I’ve been arguing online with folk who don’t hold to inerrancy on, what I think, is faulty grounds.
For example, some folk deny inerrancy because the “distinctly evangelical doctrine causes too many problems.” Okay, but how is that a reason to chuck a doctrine? Then there’s another common (silly) argument that “holding to inerrancy is a distinctly docetic view of Scripture that gets rid of the messiness of human frailty” or, in other words, since humans make mistakes we should expect Scripture to make mistakes. I’ve off-handedly argued that error isn’t necessarily human and that humans actually do speak inerrantly all the time. If it’s possible once, its surely possible twice—and so on.

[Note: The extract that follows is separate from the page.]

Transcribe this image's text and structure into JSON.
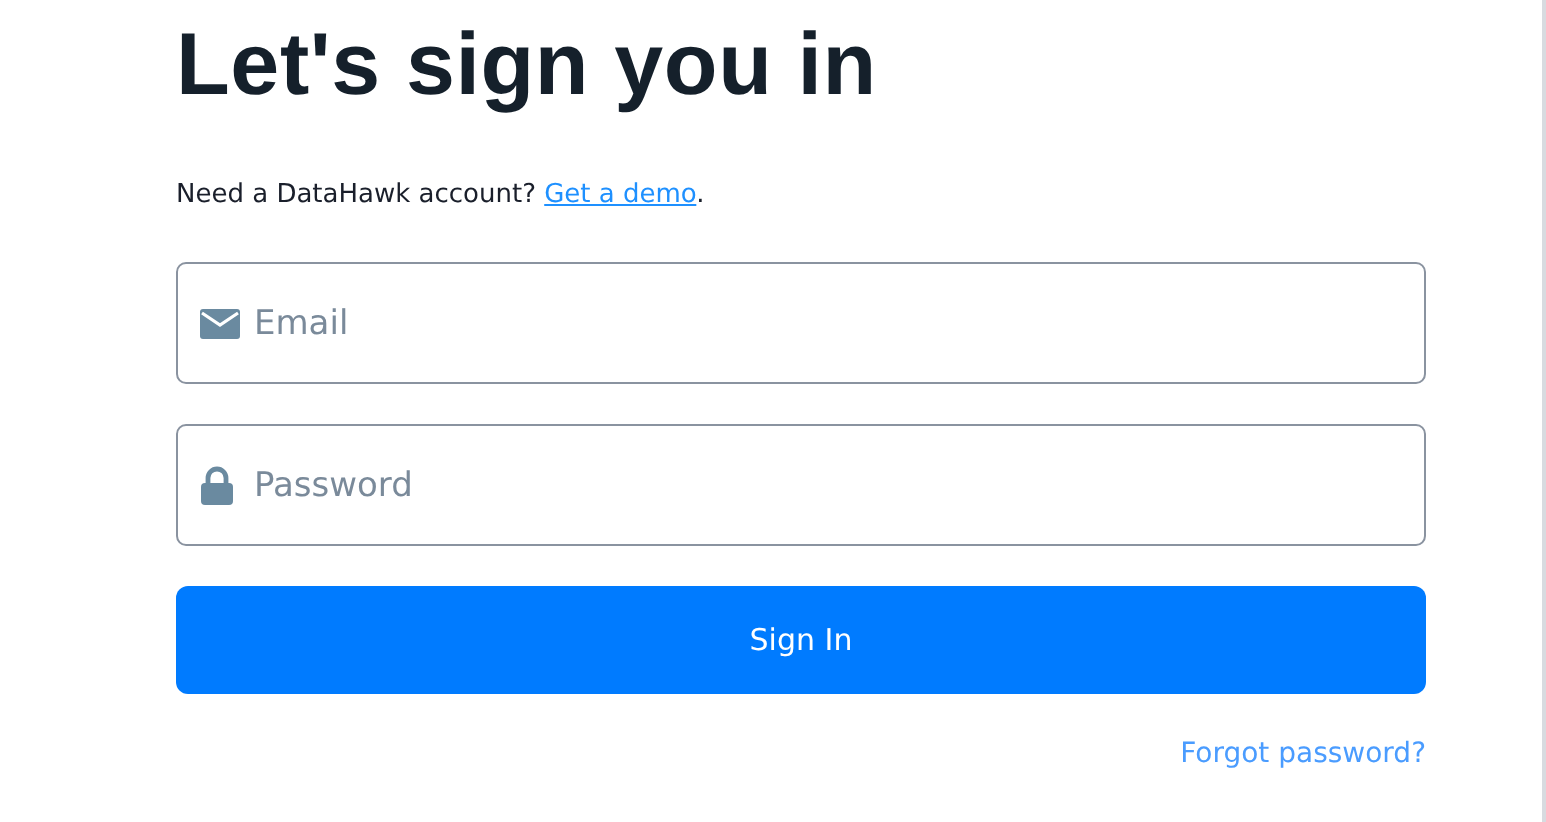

In all my discussions, I might have given off the impression that the doctrine of inerrancy is central to Christianity—lose inerrancy and lose Christianity. Surely I’ve left people in an epistemological quagmire to force them to think, but surely I don’t want to give the impression that they’ve lost their Christianity.
Every now and then, on a Friday, I’ll step into the deep waters of Philosophy, ramble on about some idea and maybe even interact with something I might be reading. Most of the time, a real philosopher could probably read my drivel and speak into it offering a corrective—but for now I’ll speak from ignorance. After all, it is Friday; what better way to have fun than with philosophy. In this post I’ll answer the question “Is the Impossible Possible?” in under 700 words. Heh.
Admiral Ackbar knew the battlefield, always wise to look out for his opponents tactics. The arsenal at the Empire’s disposal was wide, and sometimes includes indirect thrusts in the form of a trap—things he knew well. Not a lot of thought has to go into setting up a booby trap since the tactic is fairly static. You set it up, you leave it there, and you let the rebel scum do all the work. The same thing applies in argumentation (in the classical sense).
Fallacies come so easily to our lips and fingertips as we try to push our opponent’s position into the dim light of the Illogical, or the outer darkness of the Wrong. Even if the position doesn’t directly impact us, we still like to summon a handy fallacy and maybe repeat it a few times. I’ve already written several posts on a list of fallacies (including the Scriptural kind) that I’ve seen pop up, but I wanted to devote a post to this one which I often see pop up: The Genetic Fallacy.